▶ [Source material]
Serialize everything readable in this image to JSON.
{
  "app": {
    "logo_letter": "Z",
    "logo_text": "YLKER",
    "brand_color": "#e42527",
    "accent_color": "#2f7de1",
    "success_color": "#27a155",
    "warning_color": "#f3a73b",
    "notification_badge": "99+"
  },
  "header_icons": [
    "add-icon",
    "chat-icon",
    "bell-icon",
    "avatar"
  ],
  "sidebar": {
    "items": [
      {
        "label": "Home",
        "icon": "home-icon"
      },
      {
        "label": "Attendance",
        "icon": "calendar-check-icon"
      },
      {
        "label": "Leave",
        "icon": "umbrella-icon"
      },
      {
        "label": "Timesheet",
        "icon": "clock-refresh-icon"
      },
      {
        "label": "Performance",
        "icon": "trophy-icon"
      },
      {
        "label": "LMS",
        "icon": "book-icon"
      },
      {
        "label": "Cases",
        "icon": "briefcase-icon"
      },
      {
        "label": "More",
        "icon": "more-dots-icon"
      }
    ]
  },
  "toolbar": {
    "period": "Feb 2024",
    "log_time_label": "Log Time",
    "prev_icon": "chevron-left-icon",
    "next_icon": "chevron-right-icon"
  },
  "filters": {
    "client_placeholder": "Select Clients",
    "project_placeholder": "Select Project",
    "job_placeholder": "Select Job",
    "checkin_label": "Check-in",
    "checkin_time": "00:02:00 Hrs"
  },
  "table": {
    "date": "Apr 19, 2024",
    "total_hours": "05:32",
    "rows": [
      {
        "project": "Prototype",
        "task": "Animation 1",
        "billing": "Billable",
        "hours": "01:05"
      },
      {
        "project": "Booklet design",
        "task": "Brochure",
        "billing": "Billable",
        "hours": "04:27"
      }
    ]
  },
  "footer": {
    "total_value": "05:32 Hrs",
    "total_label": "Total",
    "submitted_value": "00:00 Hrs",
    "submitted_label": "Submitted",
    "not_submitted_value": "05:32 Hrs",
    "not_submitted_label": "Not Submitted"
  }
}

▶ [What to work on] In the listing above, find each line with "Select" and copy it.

▶ [Output for this exercise]
    "client_placeholder": "Select Clients",
    "project_placeholder": "Select Project",
    "job_placeholder": "Select Job",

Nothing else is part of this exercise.